While we were prepping the boat after a stagnant winter, I was jittery with nerves. How in the world could we safely sail with an infant? Were we negligent parents to even consider doing so? Let me tell you, seeing my baby girl gaze in wonder out at the water while safely strapped to her dad made all doubts fly out the window. Here’s how we sailed with a baby, and cardinal rules we have decided to follow:

1. Wait until baby has good head control. For us, that was 5 months. W can roll over and is close to sitting up unassisted. She is huge for her age and has strong body control. I definitely wouldn’t take a baby out who is younger than 3 months, but that is personal preference.

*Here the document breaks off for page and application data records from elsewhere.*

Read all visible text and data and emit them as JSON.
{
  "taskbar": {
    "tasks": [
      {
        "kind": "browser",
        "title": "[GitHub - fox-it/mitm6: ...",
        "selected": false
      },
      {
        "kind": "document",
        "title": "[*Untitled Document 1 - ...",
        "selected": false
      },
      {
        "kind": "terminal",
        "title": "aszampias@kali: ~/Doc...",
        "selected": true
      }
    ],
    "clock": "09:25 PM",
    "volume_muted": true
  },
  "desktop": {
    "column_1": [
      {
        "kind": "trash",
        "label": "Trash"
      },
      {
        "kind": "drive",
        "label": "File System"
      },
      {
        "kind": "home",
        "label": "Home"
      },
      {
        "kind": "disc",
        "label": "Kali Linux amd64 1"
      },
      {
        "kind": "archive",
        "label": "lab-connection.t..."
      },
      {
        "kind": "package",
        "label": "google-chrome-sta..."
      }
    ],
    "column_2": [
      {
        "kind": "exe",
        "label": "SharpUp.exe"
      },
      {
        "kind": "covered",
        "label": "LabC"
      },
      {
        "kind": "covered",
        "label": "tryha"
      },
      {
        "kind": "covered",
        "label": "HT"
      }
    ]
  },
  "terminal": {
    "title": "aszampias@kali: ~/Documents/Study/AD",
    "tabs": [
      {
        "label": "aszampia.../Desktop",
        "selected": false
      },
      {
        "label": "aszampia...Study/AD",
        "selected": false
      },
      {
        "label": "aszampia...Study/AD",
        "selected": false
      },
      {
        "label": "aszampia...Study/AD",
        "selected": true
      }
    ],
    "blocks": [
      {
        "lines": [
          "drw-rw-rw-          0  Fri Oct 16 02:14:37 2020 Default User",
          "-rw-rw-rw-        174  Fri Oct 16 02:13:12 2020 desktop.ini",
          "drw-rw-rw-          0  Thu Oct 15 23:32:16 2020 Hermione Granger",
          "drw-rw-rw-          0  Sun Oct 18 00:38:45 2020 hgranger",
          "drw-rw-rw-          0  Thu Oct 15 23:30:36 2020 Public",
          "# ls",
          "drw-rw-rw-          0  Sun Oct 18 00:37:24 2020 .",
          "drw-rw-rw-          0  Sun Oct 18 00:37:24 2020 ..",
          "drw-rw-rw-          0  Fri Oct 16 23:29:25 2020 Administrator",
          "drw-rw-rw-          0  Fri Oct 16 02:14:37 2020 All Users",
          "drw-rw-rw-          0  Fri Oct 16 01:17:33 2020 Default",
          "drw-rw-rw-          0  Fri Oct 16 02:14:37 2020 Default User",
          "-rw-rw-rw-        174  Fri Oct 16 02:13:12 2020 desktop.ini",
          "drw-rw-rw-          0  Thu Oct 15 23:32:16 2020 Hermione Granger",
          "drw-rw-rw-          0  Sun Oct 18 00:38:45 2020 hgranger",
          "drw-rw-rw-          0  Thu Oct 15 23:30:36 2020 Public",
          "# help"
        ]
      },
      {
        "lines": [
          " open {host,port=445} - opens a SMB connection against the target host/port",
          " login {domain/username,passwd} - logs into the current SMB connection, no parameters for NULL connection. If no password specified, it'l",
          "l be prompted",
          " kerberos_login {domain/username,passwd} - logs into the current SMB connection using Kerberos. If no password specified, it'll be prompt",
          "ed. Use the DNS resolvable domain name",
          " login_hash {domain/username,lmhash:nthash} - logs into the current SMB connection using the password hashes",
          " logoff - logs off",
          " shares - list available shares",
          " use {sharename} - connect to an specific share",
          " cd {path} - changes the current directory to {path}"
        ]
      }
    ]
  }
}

2. Pick a day with perfect weather. We had a max of 10 mph winds, and it made for such a calm experience. If there was any chance of high winds or storms, we would not have gone out.

3. Go over your casting off and docking steps. Who is doing what, when, and with which line. Review it over and over until you’re confident with your plan of action. Worrying about the baby took up massive space in my brain, so it was necessary to be able to move without second-guessing myself as we left the marina and came back.

4. Stay local. Don’t push your luck and risk a fussy and unhappy baby who is hot and tired. We only sailed around New River and were gone a total of 4 hours. As W gets older, we will go for longer stretches, but this was a good start.

5. Babywear. Seriously. We have a Lillebaby carrier that can be adjusted to both me and Conor, and W loves it. Conor wore W during the sail because he was at the helm the whole time. I like to run the sails, so I needed to be free to maneuver. This brings me to rule #6:

6. Baby does not leave the cockpit, ever, except to go down below into the cabin with Mom to eat/stretch out/etc. If she is not in her Lillebaby, then she is in her Stohlquist infant lifejacket.

7. For casting off and docking, baby goes in her crib down below. She protested a little when we were casting off, wondering why she couldn’t be in on the action, but it was better for her to fuss in a safe place for 5 minutes while we got underway. While we were docking, she was quite content to wait for us and babbled in her crib. Her crib is strapped down in the v-berth, and won’t move.

8. Leave and return while your marina is open and there are staff members to help you. It is quicker and smoother than trying to do it with just two people. I’m a fan of whatever makes life easier with a baby.

memorial day 2

All in all, it was easier than I expected it to be. I had thought that we might need to rig up some sort of car seat contraption in the cockpit to put W in while underway, but once we came up with these rules, it was pretty much unnecessary. We are looking forward to more adventures this summer, especially anchoring out. If you have any additional tips for sailing with babies, please post them in the comment section!

Love,

Taylor, Conor, and W